    When I find myself subconsciously accepting some facet of neoliberalism as timeless or inevitable, Ursula K. Le Guin serves as a strong antidote:

    We live in capitalism, its power seems inescapable – but then, so did the divine right of kings.

  • Why I am a communist — Eleanor Robertson again, succinctly stating her own case for communism, focussing on the power dynamics inherent in oppression. As ever, the anti-liberal message really spoke to me, as no doubt the me of a few years ago would identify as a “liberal” today.

    One of the biggest problems with liberal or reformist approaches to oppression is that they ignore the arbitrariness of this process, and instead fixate on an imagined inherent quality of particular instances of target selection.

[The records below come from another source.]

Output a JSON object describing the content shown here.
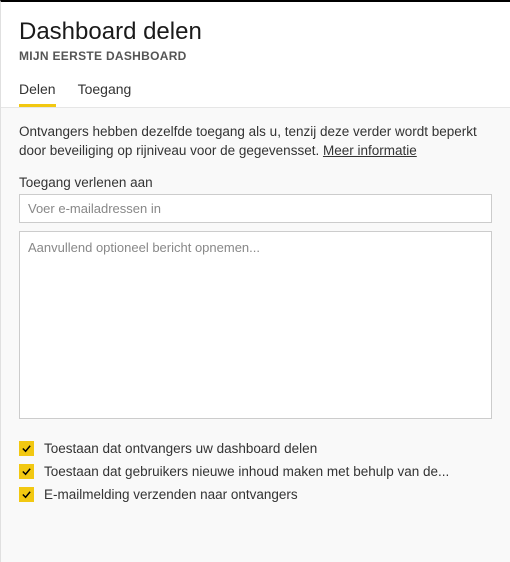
{
  "header": {
    "title": "Dashboard delen",
    "subtitle": "MIJN EERSTE DASHBOARD"
  },
  "tabs": {
    "share": "Delen",
    "access": "Toegang"
  },
  "content": {
    "description_part1": "Ontvangers hebben dezelfde toegang als u, tenzij deze verder wordt beperkt door beveiliging op rijniveau voor de gegevensset. ",
    "more_info": "Meer informatie",
    "grant_access_label": "Toegang verlenen aan",
    "email_placeholder": "Voer e-mailadressen in",
    "message_placeholder": "Aanvullend optioneel bericht opnemen..."
  },
  "options": {
    "allow_reshare": "Toestaan dat ontvangers uw dashboard delen",
    "allow_build": "Toestaan dat gebruikers nieuwe inhoud maken met behulp van de...",
    "send_email": "E-mailmelding verzenden naar ontvangers"
  }
}
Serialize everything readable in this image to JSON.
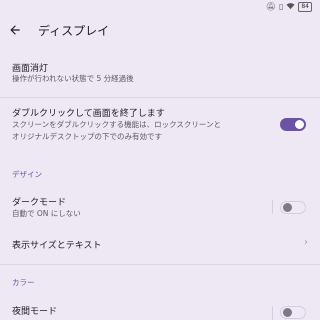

This causes a perception that particular oppressions are discrete phenomena which can be ameliorated by breaking down the irrational prejudices that justify and sustain the persecution; the solution to anti-black racism must be focused on dispelling myths and stereotypes about black people, sexism can be ameliorated only by cultural changes in the treatment and depiction of women, etc.

    This puts the cart before the horse: these stereotypes, and the ways they find their material expression, are overdetermined by the necessity of persecution itself. Any hope we have of putting a stop to prejudice must address its underlying mechanisms as well as its specific expressions. Bigotry can only be halted by addressing oppression as a general social phenomenon produced by imbalances of power, without a pre-determined object.

  • No country on Earth is taking the 2 degree climate target seriously — we’re all going to die. Really. That’s all there is to it. There’s no presently conceivable future where we don’t render the earth utterly uninhabitable in the short term future, on a human scale. I’m not a climate scientist, so I can’t speak to any particular numbers, but things look to get bad within decades. There’s no way we’re going to hit the 2 degree mark (do you see any large countries immediately stopping all new investment in fossil fuels?), so I think I have to apologise to my children already.

    This is included here not just because the right wing has a tendency to overlap with global warming denial, but also because it highlights the urgency of our cause: we probably don’t have that much more time to organise.

    The third option is to allow temperatures to rise 3 or even 4 degrees, which Anderson has called “incompatible with an organized global community.” Such temperatures would bring suffering to hundreds of millions of people and substantially raise the probability of runaway global warming that can’t be stopped no matter what humans do. Runaway warming would, over the course of a century or so, serve to render the planet uninhabitable. Quite a legacy.

I hope some of this reading proved interesting, but I hope more it might be motivational. We don’t have to accept the state of things (which is terrible). A better world is possible; the first thing is to believe that it is possible, and then find others who share that view, learn from them, and grow our collective effort.

Again, I’m very much a baby at all this, so I may have been way off the mark in more than one place. Comments and discussion are super-appreciated (@kivikakk).